WH Smith’s results are increasing evidence of a business suffering from the retail version of multiple personality disorder. On the one hand, its travel business is expanding and thriving. On the other, its high street stores are a dog-eared wasteland of stationery no one will ever write with and magazines no one will ever read (apart from MT of course).
Overall, its sales rose 1% in the 13 weeks to May 30. But the real devil is in the details. Smith’s airport and train station store revenues rose 8% year-on-year or 4% on a like-for-like basis, as it fleshed out its ‘food on the go’ offering (a category where everyone from Pret to Greggs is making hay). In contrast, its high street sales fell 4% on both measures.
That was apparently ‘in line with expectations and our profit focused strategy,’ the latter code for cost-cutting even the smallest-state Tories would baulk at. Hence why in the year to August 2014 profits rose 9% to £112m even as sales slipped 2% to £1.16bn.
As consumers turned to the internet to buy books and not buy magazines, WH Smith slashed the fat, and then some, but at the expense of bleeding high street sales. It wasn’t inevitable - after all Waterstones managed to move itself upmarket and turn the Amazonian tide. But it still baffles that it doesn’t just shut up shops.
Part of the reason is likely to be a clutch of long high street leases it can't rid itself of. The other clue is in the share price: up more than 4.5% to 1,608p this morning and over 100% in the last two years.
Credit: Yahoo Finance
But even though shareholders are starry-eyed over sandwiches, at some point there will be no more costs to cut. WH Smith can’t live a double life forever – especially with carpets like this.

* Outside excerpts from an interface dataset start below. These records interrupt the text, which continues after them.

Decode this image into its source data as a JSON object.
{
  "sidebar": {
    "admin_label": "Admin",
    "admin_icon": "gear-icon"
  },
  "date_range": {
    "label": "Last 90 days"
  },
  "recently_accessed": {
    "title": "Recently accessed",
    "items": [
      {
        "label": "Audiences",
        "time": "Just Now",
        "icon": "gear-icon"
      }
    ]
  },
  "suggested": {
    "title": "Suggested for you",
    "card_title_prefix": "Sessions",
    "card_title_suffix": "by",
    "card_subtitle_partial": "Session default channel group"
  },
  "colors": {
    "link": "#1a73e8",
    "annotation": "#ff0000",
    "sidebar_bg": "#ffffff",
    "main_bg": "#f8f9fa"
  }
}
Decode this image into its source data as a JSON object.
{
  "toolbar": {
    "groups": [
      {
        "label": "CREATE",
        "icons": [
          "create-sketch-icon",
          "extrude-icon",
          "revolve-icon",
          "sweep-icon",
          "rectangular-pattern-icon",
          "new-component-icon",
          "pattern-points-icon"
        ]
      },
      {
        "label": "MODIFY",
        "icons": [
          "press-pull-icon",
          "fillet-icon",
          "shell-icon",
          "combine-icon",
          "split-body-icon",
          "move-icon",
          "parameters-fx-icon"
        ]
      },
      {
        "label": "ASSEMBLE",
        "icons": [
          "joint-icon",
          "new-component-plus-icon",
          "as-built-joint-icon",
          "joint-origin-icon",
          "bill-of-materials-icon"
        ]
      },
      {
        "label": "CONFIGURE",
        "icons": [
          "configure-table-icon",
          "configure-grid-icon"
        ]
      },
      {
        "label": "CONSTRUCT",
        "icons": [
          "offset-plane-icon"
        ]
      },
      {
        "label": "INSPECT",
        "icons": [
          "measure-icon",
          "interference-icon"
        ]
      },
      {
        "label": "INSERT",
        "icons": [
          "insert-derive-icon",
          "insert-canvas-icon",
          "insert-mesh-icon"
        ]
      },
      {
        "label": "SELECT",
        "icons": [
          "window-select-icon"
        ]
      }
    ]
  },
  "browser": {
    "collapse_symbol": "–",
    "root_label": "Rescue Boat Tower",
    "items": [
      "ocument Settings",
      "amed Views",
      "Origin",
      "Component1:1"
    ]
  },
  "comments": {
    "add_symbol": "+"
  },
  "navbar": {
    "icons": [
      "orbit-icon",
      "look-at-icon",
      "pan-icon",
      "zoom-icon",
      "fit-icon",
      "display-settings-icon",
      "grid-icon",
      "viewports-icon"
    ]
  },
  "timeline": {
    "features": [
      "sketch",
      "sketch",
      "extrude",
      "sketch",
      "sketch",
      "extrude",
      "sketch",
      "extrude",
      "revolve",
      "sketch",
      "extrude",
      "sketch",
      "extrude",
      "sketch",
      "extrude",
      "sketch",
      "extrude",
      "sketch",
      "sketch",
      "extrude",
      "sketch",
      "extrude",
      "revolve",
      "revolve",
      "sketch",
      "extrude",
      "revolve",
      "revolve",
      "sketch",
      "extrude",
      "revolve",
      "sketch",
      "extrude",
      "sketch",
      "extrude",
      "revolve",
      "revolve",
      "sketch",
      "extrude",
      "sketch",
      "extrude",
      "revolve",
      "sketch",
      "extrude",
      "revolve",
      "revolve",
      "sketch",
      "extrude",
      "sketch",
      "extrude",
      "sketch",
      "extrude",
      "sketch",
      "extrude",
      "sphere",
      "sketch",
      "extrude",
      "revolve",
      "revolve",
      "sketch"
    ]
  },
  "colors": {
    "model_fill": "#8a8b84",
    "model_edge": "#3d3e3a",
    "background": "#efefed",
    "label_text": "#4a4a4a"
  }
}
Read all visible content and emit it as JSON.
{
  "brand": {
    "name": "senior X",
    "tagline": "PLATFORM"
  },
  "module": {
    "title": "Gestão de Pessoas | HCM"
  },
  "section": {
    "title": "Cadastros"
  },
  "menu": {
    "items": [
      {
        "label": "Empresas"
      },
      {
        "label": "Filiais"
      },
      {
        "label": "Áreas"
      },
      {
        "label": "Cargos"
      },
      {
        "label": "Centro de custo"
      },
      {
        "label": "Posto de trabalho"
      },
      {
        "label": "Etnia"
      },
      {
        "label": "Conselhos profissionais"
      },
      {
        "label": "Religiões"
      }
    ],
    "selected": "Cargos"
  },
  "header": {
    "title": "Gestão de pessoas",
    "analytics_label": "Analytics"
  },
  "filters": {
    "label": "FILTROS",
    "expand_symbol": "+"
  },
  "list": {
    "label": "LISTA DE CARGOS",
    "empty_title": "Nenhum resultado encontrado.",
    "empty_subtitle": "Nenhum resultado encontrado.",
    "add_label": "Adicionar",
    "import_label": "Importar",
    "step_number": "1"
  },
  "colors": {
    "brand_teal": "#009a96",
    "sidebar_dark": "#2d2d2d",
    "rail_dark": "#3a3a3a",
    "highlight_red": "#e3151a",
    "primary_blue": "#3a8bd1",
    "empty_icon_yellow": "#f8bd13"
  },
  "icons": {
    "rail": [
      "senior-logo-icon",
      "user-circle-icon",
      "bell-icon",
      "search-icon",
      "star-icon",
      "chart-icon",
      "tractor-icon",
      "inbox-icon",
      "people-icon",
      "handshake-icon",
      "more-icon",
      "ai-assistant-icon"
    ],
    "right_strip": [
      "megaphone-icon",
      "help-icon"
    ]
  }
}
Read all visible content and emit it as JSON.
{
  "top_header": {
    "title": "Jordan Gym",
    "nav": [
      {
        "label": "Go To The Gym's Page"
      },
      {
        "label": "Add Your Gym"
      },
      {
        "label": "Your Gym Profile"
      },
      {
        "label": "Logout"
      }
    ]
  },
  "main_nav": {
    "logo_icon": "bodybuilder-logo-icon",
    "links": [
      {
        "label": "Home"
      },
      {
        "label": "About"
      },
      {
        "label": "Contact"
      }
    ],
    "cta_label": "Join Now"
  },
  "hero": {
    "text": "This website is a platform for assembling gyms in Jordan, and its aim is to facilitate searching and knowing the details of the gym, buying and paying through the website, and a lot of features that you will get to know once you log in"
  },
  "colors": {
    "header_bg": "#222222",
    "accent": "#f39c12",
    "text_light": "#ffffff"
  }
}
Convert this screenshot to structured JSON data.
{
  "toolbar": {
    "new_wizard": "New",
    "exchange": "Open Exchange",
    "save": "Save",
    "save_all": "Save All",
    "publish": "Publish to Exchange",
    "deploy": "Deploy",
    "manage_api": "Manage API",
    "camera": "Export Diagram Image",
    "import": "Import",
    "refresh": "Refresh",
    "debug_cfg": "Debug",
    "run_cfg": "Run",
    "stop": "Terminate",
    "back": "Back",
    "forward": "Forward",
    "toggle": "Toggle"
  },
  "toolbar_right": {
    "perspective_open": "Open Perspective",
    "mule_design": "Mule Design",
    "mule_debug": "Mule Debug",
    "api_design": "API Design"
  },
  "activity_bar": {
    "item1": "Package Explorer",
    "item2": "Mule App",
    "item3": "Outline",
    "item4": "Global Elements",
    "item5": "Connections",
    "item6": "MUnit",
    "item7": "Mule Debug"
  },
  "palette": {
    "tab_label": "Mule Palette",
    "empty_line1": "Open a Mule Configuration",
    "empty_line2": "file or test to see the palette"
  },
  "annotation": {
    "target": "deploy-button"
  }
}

Nope. Nothing wrong here. Everything's fine. 'Earmarked for new carpets.' pic.twitter.com/uDIntqCPGg— WHS_Carpet (@WHS_Carpet) October 10, 2013